# [Assignment]
Only the lines with "الإعلانية" in the entries below belong in the answer; please copy them.
::::::::
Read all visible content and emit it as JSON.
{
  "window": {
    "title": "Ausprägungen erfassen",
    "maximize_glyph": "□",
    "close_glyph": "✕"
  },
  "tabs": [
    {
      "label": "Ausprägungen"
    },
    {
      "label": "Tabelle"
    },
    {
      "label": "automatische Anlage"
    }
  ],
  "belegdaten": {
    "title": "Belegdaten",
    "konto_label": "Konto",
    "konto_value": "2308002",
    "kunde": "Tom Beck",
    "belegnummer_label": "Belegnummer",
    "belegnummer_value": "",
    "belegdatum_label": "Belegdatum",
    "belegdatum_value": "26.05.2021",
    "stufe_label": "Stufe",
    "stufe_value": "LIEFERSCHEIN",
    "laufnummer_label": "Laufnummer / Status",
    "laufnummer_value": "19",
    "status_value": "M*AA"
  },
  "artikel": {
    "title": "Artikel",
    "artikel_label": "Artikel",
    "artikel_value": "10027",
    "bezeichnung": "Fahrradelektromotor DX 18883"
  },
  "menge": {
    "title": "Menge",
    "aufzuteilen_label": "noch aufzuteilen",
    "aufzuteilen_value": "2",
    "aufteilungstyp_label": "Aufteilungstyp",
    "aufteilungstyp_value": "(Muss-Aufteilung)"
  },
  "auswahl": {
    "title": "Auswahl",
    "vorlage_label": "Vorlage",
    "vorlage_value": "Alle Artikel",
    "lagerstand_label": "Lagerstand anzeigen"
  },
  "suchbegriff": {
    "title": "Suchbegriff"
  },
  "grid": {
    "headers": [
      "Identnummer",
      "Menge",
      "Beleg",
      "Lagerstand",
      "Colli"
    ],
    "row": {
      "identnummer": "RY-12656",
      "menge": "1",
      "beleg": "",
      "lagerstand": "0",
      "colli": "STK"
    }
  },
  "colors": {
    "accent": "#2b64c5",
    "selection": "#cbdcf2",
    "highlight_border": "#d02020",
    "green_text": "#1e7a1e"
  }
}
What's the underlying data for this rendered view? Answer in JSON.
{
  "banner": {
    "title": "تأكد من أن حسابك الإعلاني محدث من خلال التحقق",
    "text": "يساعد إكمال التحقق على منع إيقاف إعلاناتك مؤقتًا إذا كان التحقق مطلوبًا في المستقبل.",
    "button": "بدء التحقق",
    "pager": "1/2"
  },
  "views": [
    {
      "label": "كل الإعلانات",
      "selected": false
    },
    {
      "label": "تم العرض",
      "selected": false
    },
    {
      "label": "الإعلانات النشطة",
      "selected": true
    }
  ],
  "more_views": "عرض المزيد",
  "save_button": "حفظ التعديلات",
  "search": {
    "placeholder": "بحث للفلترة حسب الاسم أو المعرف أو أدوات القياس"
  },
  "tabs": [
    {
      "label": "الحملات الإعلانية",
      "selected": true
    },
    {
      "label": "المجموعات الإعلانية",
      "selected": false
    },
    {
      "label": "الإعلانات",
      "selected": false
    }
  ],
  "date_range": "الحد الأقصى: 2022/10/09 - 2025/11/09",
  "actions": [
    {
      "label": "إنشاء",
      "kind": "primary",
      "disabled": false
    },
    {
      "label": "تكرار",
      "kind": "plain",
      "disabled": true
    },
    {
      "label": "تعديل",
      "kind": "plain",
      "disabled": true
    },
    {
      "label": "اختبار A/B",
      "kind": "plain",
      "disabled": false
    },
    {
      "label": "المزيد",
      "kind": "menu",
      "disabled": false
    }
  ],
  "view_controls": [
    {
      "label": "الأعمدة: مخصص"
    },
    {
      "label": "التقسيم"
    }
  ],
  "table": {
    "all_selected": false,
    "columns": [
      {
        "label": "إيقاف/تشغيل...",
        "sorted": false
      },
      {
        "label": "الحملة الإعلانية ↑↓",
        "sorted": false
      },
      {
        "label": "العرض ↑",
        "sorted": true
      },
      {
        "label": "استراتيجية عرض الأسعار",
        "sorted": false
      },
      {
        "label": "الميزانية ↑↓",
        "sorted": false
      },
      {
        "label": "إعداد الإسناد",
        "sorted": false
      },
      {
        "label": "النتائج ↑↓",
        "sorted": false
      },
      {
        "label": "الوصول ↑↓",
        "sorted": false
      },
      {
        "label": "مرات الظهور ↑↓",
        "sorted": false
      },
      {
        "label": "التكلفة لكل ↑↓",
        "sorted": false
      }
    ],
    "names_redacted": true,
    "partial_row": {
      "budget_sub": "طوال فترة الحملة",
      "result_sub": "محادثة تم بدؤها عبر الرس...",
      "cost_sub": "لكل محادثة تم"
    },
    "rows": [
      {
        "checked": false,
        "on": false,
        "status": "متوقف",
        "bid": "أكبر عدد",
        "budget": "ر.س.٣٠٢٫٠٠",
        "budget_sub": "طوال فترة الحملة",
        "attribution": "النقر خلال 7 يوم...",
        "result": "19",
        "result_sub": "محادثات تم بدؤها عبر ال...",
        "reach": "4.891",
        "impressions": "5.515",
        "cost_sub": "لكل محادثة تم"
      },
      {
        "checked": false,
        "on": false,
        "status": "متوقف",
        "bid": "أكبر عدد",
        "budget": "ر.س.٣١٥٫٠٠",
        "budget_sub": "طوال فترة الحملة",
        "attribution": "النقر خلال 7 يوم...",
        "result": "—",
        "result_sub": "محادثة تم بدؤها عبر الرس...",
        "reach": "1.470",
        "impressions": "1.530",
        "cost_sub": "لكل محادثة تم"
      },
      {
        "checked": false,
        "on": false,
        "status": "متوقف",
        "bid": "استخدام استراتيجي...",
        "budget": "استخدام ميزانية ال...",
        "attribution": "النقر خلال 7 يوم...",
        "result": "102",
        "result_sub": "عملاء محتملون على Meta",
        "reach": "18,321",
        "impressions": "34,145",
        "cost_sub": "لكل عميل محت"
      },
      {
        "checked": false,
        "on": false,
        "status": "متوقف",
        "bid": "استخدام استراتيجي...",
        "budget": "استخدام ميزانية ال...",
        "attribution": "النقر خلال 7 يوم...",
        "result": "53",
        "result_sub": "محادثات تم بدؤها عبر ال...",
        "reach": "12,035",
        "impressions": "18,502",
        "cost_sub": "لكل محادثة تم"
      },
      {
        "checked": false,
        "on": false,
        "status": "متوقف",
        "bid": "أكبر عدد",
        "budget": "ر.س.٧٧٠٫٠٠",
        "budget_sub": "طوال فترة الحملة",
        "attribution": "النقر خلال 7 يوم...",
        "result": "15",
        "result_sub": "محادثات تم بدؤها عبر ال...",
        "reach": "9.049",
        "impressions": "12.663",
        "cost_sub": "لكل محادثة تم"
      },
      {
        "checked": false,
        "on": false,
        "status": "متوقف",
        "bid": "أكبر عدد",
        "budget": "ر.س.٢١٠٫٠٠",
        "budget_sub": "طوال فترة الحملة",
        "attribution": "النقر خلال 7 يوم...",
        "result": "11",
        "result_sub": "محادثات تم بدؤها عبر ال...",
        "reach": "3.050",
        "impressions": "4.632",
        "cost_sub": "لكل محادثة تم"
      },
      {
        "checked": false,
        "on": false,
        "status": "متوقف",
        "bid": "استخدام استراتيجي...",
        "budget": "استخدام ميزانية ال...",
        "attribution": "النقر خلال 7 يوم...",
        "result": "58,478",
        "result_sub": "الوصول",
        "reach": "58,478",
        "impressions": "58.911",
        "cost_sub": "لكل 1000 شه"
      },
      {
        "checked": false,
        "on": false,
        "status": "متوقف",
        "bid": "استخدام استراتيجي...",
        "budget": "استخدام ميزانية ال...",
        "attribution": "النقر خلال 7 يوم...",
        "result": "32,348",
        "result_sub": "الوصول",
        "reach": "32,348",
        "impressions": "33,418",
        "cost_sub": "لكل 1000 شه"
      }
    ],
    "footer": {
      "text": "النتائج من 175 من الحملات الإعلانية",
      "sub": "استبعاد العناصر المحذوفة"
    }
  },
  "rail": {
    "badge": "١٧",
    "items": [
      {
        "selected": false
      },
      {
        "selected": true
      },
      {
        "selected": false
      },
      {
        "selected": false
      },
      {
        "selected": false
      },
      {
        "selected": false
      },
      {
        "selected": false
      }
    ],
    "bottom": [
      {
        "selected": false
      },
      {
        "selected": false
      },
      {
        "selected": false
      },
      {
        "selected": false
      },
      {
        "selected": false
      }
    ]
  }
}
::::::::
# [Your response]
      "label": "الحملات الإعلانية",
      "label": "المجموعات الإعلانية",
        "label": "الحملة الإعلانية ↑↓",
      "text": "النتائج من 175 من الحملات الإعلانية",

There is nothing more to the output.